There’s a part of me that thinks I should stick my head above the parapet more and argue with people. To point the world to the fine analyses of the current world situation that I glean from the deep journalism of Adam Curtis, of the London Review of Books and the New Left Review. Or to adopt the brilliant strategy of Positive News and unsettle people by constructive, optimistic information.
Certainly when I do engage, my ambient fear of bullies recedes. But then I am grazed against a more fundamental concern and the perennial Zen koan of modern media: how can I keep informed about what is going on in every corner of the world and avoid feeling responsible for all of it? How can the intolerable burden of the Web be carried?
I can not be a politician, a sociologist, a historian, a scientist every time that I post or make a comment on the world. That way lies madness. Some people seem to strike the balance. Returning to J.K. Rowling, she points out that she can be a writer of wizard-stories AND speak freely to the current situation. But speaking up is one thing, but the responsibility to speak up truthfully and usefully is a big one. It’s an intolerable burden to wake up every morning with the sense that I personally have to be the Harry Potter to Steve Bannon’s Voldemort.
And yet… and yet the alternative seems heretical: to lay down my insistence on having an answer to ever aggressive tweet; to let go of the need to be perfectly informed and up-to-speed on all the complexities of geopolitics, neoliberal economics, Marxist theory; to admit that I can’t solve every problem.

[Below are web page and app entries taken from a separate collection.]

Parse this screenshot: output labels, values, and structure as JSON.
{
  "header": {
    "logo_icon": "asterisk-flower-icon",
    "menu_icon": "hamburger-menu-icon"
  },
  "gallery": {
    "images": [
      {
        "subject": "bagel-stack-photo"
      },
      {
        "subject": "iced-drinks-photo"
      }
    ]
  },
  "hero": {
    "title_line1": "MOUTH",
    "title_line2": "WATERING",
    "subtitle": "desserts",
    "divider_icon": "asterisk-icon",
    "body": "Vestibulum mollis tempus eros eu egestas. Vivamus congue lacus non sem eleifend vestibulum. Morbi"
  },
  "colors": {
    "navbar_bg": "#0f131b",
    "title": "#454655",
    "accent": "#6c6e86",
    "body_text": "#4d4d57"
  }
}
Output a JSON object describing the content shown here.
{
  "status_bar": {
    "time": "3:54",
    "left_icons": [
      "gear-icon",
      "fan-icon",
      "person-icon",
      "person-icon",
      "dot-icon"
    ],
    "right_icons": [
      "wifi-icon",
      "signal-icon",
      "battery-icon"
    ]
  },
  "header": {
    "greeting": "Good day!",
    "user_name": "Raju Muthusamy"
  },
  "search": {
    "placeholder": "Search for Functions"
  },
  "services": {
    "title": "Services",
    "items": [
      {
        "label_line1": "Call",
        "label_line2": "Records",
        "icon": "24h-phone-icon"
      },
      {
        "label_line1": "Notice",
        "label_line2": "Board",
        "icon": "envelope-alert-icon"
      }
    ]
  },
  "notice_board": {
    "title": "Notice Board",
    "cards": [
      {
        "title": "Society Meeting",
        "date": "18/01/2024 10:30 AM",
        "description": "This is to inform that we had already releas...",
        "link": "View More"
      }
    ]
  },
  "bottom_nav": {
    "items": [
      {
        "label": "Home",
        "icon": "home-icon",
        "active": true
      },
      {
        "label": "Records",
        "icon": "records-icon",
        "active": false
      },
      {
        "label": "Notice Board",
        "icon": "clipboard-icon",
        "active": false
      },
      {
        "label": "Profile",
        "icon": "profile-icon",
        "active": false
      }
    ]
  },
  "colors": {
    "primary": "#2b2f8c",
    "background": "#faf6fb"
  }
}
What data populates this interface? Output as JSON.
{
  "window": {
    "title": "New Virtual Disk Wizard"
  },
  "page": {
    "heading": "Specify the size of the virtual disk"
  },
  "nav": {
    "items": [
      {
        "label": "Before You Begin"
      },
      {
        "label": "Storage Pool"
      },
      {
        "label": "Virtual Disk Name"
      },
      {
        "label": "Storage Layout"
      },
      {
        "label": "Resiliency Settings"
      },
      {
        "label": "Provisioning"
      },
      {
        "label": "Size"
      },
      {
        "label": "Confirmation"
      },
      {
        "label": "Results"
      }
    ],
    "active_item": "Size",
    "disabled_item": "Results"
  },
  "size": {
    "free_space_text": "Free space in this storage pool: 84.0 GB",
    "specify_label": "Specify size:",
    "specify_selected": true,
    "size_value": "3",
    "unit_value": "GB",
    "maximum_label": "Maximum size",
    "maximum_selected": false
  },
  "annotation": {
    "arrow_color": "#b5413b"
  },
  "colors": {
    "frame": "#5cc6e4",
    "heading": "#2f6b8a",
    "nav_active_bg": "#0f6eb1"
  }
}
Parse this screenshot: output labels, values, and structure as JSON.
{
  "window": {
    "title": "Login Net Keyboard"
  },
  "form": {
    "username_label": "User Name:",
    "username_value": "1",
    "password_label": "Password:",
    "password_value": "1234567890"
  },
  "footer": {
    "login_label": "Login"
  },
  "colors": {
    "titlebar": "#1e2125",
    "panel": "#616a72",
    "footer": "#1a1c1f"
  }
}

This alternative seems like dangerous capitulation.
“To sin by silence, when we should protest/ makes cowards out of men” (said Ella Wheeler-Wilcox) but perhaps it is the Internet’s unending stimuli to protest, the proliferating number of things we should speak out against, the expectation that everyone should be 100% informed is what makes most people not only turn silent, but also lay down in exhausted compliance.

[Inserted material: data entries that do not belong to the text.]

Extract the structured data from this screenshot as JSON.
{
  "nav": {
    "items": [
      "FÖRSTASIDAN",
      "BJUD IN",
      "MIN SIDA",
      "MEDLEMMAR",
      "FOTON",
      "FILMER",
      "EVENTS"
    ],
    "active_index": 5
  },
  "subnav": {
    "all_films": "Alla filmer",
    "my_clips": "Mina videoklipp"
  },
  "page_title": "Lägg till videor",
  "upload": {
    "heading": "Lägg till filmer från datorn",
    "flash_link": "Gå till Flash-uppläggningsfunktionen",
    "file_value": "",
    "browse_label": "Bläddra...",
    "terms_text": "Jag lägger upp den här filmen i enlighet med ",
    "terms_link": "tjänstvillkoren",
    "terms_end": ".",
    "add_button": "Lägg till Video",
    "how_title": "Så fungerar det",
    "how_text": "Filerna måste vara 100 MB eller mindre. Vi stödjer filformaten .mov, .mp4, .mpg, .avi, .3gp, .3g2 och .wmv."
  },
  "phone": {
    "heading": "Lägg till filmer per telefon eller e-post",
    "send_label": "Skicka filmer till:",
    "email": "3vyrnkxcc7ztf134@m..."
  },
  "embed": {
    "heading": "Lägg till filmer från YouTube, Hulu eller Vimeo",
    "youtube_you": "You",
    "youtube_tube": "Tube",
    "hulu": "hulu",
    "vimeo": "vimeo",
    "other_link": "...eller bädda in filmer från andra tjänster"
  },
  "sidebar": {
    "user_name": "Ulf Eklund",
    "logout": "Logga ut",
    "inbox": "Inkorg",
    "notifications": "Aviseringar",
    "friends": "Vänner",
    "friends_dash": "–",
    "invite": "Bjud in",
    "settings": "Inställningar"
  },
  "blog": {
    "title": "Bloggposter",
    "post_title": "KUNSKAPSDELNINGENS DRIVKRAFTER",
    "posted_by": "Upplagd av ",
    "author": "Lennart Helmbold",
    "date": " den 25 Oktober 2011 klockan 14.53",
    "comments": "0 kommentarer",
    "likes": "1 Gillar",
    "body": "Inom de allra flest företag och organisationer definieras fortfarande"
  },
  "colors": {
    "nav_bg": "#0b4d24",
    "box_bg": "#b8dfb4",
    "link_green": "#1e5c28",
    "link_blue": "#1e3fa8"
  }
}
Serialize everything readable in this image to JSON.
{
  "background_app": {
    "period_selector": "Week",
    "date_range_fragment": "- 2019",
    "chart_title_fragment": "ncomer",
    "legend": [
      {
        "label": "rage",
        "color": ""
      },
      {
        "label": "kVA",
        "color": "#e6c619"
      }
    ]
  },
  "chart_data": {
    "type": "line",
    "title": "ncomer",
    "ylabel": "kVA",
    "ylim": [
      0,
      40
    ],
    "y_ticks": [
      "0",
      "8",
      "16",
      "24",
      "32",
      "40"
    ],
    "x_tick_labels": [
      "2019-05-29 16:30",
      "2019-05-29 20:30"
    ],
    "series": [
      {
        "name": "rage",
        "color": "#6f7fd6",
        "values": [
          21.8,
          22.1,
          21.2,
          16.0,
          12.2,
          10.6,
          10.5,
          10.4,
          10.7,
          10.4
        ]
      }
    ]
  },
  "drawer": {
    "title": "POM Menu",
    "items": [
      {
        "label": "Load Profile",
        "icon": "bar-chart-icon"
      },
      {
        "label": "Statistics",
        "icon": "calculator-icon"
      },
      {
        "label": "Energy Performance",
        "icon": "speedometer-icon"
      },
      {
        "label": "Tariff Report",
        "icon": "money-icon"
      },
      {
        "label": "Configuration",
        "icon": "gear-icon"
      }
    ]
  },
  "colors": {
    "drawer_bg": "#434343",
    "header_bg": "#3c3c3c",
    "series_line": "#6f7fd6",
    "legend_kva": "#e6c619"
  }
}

Perhaps the overwhelm of social media is deliberately utilised by the bullies to smother our intellect and thus distracts us from action. (See Adam Curtis’ excellent Hypernormalisation to this point).

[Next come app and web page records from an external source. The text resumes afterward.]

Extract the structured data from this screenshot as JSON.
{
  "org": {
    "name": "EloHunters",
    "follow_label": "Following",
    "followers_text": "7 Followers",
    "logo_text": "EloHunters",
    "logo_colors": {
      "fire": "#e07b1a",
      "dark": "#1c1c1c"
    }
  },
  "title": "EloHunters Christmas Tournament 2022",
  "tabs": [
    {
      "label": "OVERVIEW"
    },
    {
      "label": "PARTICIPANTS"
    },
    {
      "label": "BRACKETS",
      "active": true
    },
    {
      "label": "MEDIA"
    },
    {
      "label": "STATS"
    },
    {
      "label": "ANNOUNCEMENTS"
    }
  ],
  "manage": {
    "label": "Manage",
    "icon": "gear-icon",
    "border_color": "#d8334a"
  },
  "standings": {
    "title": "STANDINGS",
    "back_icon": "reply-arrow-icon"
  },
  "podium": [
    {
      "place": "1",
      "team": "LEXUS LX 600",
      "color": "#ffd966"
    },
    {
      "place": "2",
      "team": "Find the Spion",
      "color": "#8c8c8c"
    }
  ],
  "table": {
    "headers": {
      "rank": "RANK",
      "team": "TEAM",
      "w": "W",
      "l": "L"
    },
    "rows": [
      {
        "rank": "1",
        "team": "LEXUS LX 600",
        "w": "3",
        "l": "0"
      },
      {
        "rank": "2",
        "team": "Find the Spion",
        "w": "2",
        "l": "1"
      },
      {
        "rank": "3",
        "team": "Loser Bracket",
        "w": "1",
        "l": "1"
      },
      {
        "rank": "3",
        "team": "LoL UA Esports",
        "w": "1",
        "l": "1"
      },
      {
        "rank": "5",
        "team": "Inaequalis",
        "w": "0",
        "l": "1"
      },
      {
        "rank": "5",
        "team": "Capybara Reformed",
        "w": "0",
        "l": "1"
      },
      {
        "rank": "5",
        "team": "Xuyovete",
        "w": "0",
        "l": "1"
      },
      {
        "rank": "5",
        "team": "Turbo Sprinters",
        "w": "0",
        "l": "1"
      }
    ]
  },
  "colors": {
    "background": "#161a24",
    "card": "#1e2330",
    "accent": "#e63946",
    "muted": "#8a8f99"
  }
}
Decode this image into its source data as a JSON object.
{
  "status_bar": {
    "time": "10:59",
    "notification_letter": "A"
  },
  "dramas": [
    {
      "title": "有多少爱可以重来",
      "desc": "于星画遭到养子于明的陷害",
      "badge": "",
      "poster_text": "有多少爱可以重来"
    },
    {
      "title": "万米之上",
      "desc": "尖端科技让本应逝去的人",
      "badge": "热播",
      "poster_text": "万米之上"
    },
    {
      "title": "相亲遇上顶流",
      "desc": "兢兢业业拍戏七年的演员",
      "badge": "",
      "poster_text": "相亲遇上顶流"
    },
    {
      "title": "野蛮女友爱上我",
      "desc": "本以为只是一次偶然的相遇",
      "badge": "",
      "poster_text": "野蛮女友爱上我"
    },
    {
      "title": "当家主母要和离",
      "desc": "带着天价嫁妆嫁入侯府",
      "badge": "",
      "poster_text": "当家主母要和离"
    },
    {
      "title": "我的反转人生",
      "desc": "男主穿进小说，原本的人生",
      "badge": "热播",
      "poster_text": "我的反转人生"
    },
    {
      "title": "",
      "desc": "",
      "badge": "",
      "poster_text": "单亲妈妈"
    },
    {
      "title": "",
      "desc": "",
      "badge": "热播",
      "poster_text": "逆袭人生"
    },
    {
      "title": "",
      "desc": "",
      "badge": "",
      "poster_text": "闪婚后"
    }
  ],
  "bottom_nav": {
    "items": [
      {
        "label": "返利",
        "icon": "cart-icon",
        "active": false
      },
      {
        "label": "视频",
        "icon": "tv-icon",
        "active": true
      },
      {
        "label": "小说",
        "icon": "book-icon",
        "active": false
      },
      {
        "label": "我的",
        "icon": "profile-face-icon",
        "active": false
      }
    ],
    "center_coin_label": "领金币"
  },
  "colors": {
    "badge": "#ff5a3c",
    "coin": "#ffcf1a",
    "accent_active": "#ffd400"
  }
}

We need depth, but we need localised depth. We do what we can and we do it well and deeply. Stay anchored in the body, the space around us the neighbourhood.
“Go take refuge in nature, and find a cause where your heart doesn’t feel inactive and in despair. This is the medicine.”, says one of Thich Nhat Hahn’s senior monks. “We go out and we help. […] Right now people in our family are still there, and they might need us. Our friend might be someone who is being discriminated against. You can only be there to offer that kindness if you are stable. What people need is your non-fear, your stability, solidity, clarity.”
Without surrendering to the bullying numbness of ‘Nuff Said’ and “Loser”, I can anchor myself in depth but in my area of expertise. And release the compulsion to speak authoritatively on subjects that I can only have an amateur interest in. I am a psychotherapist and a Buddhist meditator and teacher. I present TV shows. I can speak well, I can write, I can think. I have a partner, family, neighbours. I have a locality that is reassuringly responsive.
We need depth to counter the insistent shallowness of Twitter and Breitbart but we need realistic depth and actionable depth. People need to go deep in what is closest to them professionally, socially, psychically. And they have to own that. But there needs to be some boundaries otherwise we end up being spread thin and succumb to the thinning out of insight, the vanishing of depth.
Brother Phap Dung continues: “Community practice is crucial at this time. It’s crucial not to be alone in front of the computer, reading media. That makes the world dark for you. Find flesh. There are still wonderful things happening.”